  • Check out the site Home Preserving Bible for a great collection of tips, techniques and recipes on dry salting.

Elena canningSyrups and Shrubs: Both of these old fashioned methods work especially well for berries and other fruit, but I have had equal luck with tomatoes, herbs and spices too. Use them in beverages, dressings and marinades!

  • For syrups, mix together two cups of berries, one cup of water and one cup of granulated sugar in a pot. Bring to a slow boil and simmer for 2 minutes. Pour the syrup, solids and all, into a wide mouth canning jar and cap. Let cool completely before refrigerating.
  • For the old fashioned shrubs, make an infused vinegar then turn that into a syrup. Check out detailed, but simple, instructions at The Kitchn.

HerbsButters: An often overlooked way of preserving some herbs and fruits is by making compound butters. With sharp knife, you can make quick work of herbs and fruits, mixing and mashing them into softened butter. When done, roll logs of butter into parchment and freeze or put into ice cube trays and pop the frozen chunks into a freezer bag for easier storage.

  • Herb butter of parsley, sage, rosemary and thyme. Call it Scarbo-butter Faire, just for fun.
  • Fruit butter of blueberry, cinnamon and a pinch of sea salt
  • Basil or cilantro butter mixed with garlic
  • Hot pepper butter with lemon rind



by Elena Gustavson, RAFFL‘s Everyday Chef

Stuffed Pattypan

Have you seen these funky bright yellow squashes? They kind of look like flying saucers. What you might not know is that they’re alien free and taste just like your regular old yellow summer squash. But better.


I say pattypans are better because let’s be honest – summer squash can be rather bland on its own. The difference with these is that you can scoop out the filling, mix it with a few flavorful ingredients and after briefly baking, have a delicious squash dinner vessel.

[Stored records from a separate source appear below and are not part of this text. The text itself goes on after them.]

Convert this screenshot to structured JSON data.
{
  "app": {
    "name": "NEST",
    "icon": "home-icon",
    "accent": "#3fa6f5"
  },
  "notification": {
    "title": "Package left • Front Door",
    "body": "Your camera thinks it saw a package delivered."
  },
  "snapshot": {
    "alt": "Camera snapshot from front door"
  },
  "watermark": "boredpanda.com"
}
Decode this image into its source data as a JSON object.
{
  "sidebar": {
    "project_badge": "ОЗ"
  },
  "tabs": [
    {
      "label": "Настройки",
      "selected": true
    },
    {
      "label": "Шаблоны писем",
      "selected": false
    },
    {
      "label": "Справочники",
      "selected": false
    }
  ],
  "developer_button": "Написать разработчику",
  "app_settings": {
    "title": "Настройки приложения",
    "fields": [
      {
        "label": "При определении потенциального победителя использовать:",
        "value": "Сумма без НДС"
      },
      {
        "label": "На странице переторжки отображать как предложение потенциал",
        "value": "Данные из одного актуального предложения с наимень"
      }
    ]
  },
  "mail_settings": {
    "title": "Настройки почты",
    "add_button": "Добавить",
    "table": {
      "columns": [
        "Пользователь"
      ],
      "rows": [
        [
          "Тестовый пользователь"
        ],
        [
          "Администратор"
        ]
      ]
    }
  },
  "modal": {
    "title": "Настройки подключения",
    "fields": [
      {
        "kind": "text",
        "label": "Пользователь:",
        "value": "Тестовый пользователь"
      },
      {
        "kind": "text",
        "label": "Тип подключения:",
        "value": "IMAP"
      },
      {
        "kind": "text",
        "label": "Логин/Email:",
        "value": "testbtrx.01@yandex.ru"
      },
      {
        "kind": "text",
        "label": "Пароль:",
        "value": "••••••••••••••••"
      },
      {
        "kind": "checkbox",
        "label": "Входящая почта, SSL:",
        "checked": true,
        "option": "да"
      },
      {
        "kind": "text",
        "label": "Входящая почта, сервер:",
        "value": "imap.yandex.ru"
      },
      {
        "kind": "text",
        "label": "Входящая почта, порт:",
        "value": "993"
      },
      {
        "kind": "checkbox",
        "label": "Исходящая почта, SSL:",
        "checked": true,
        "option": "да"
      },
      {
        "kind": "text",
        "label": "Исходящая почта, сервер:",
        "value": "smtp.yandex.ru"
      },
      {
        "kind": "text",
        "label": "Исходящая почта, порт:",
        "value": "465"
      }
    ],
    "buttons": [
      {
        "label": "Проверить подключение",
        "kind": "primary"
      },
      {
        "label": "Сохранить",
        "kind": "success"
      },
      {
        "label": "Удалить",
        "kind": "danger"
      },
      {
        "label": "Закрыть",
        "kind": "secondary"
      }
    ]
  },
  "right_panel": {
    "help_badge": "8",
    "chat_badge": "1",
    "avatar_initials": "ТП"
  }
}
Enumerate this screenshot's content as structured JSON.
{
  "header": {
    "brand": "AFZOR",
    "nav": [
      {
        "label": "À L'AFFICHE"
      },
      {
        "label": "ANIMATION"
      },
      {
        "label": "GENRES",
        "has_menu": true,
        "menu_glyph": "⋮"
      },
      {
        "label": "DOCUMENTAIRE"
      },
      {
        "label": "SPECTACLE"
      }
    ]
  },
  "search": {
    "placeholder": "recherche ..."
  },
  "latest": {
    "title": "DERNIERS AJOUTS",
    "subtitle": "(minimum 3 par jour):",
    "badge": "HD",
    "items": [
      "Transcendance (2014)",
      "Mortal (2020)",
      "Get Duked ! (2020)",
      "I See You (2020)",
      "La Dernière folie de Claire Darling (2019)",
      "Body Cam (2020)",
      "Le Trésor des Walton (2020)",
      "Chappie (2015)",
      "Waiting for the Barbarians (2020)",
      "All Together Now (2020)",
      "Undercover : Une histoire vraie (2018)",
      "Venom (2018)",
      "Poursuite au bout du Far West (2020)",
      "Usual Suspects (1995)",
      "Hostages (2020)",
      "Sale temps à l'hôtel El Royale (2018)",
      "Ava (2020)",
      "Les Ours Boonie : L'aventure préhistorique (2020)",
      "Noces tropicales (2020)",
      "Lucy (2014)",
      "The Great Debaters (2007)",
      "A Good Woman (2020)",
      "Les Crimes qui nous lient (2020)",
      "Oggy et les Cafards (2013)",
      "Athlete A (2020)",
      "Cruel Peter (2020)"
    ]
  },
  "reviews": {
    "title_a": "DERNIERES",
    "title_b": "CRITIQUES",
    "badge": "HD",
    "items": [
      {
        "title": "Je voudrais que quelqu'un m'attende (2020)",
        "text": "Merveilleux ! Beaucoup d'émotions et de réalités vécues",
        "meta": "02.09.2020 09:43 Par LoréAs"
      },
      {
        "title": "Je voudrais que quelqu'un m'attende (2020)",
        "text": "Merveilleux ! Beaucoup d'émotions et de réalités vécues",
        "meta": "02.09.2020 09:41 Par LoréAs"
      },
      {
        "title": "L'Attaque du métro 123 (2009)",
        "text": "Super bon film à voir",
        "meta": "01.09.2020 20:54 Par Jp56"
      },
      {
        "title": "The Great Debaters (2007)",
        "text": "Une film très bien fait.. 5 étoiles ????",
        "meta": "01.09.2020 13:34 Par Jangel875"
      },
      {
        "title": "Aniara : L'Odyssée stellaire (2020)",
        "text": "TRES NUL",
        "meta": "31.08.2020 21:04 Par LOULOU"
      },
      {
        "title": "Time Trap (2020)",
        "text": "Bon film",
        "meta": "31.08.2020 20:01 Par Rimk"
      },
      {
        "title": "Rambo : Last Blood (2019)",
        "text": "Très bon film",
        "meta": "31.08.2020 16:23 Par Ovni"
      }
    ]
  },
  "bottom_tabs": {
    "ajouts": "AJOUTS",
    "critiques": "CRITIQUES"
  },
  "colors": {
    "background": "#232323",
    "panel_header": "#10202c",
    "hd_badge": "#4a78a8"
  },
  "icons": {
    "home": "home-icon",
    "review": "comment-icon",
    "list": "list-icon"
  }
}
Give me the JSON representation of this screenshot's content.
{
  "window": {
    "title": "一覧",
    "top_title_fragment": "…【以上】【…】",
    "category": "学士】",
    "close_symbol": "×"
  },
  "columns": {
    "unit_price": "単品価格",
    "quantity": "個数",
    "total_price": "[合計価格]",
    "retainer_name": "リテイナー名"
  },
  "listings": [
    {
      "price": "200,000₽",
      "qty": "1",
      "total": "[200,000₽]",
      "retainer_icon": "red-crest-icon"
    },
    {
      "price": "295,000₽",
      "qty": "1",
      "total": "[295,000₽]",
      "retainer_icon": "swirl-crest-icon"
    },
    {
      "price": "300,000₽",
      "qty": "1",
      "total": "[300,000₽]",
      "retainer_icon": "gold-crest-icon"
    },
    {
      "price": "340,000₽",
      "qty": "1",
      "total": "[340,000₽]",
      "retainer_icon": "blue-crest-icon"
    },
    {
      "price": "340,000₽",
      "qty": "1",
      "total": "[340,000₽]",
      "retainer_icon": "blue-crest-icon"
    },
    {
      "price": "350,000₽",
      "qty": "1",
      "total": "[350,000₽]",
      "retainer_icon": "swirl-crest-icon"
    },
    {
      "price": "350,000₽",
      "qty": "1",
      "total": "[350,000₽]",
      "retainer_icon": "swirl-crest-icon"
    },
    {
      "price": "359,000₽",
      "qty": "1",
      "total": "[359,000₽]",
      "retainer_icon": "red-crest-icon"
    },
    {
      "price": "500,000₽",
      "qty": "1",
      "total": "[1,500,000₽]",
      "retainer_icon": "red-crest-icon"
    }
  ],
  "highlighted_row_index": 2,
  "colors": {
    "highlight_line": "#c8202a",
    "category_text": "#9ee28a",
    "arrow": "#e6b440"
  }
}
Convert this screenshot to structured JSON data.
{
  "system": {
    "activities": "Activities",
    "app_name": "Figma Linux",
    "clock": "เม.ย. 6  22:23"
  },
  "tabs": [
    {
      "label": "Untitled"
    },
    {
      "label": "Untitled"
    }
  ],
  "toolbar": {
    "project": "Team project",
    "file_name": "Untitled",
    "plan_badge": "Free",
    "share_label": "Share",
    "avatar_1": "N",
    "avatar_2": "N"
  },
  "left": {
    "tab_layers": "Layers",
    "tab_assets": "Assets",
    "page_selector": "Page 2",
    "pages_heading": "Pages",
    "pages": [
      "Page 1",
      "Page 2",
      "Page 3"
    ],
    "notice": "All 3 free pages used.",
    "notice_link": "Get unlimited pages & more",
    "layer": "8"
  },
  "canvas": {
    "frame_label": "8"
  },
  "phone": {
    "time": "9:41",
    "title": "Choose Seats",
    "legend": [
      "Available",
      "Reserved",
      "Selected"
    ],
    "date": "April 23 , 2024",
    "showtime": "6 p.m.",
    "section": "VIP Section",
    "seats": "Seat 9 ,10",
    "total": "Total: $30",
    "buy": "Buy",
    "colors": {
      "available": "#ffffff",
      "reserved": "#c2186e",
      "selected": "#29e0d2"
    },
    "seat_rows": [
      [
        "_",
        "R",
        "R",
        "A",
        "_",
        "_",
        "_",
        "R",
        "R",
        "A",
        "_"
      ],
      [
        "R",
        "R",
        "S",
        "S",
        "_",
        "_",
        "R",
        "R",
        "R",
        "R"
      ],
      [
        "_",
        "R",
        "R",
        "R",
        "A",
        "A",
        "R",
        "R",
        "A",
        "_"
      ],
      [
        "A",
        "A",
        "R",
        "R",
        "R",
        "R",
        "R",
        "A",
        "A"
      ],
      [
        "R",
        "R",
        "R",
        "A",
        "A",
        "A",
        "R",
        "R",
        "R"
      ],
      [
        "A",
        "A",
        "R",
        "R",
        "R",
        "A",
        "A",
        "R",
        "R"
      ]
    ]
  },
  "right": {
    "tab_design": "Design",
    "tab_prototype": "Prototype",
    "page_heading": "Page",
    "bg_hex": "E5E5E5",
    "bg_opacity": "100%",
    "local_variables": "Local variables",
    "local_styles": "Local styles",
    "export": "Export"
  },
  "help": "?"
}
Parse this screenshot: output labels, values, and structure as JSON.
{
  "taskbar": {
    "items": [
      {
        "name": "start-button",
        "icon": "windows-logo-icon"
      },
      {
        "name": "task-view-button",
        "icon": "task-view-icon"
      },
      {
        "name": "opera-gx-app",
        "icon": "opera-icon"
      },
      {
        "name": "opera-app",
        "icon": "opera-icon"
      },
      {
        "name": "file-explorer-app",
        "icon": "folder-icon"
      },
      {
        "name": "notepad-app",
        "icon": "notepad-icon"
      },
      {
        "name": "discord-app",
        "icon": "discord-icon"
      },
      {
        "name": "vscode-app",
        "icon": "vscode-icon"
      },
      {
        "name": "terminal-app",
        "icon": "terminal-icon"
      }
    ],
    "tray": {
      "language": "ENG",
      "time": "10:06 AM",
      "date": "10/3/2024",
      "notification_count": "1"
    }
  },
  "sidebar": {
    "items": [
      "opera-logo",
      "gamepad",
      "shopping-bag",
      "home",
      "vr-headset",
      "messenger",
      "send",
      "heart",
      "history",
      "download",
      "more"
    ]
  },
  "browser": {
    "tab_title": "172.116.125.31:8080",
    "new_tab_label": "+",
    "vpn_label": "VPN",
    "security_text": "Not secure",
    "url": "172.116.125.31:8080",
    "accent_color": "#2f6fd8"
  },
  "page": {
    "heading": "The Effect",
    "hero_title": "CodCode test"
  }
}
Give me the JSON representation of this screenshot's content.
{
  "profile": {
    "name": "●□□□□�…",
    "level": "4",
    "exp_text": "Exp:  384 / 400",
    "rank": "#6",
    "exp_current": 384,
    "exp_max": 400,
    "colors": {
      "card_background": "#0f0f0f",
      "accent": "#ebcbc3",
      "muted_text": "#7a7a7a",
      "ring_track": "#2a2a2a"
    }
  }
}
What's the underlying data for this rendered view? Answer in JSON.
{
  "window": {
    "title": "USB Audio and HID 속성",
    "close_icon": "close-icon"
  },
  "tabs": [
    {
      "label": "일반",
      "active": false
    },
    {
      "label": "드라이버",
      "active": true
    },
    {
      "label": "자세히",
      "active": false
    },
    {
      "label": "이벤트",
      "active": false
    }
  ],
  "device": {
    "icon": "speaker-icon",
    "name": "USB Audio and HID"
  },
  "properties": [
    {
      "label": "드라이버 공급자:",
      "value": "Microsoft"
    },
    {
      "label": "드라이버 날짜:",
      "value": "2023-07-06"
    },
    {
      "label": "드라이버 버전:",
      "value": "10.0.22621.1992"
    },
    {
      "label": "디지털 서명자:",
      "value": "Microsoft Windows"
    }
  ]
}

You dig right in and enjoy – just like a stuffed pepper.

Stuffed Pattypan Squash

Prep Time: 15 minutes

Total Time: 40 minutes

Serving Size: 2 as main dish, 4 as a side

  • 2 3-4 inch wide pattypan squash
  • 2 cups cooked grains
  • 2 tablespoons olive oil
  • 1 small onion, chopped
  • 2 cloves garlic, minced
  • 1 small head of broccoli, chopped
  • 1/4 cup pumpkin or sunflower seeds
  • 1/4 cup chopped parsley
  • zest of 1/2 lemon
  • 4 tablespoons grated Parmesan, optional


  1. Preheat the oven to 375F.
  2. Set your grains to cook in a small pot on the stove if you don’t already have some ready to go.
  3. Slice the top off the pattypans and using a spoon, scoop out the insides and reserve. If needed, make a TINY slice off the the bottom of the squashes as well to help them stand upright.
  4. Coarsely chop the reserved squash filling.
  5. Heat a saute pan over medium heat with the oil. When hot, add the garlic and onion. Cook for two minutes then add in the broccoli, chopped squash and lemon zest and salt to taste. Cook for another 4-5 minutes.
  6. Toss the veggies with the cooked grains, parsley and seeds. Fill into the hollowed squashes.
  7. Place the stuffed patty pans into a baking dish and bake for about 25 minutes. When the squash is easily pierced with a knife, they’re good to go.
  8. Optional: Top with the sprinkled Parmesan and place under the broiler for 2 minutes.


stuffed squash

Slice off the top and scoop out the flesh with a spoon. Give the flesh a good chop and set aside for now. The base of my filling was protein rich quinoa with a handful of dried currants thrown in during cooking. Any grain you like can work, though. You just want to cook it first. So, if you don’t have any cooked grains ready to go – this is your first step.

Cook garlic and onion in a little oil over medium heat. Chop some broccoli and after a couple minutes, mix that into the pan with the squash filling. Season with salt and let cook 5 minutes.

Toss the quinoa, cooked veggies, pumpkin or sunflower seeds, parsley, and zest of 1/2 a lemon together. Now stuff into the hollowed pattypan. Set in a baking dish and bake for 25 minutes at 375F or until the squash is easily pierced with a knife.

Afterwards, you can sprinkle the top with Parmesan and place under the broiler for a couple of minutes to brown.


What are you waiting for? Get stuffing.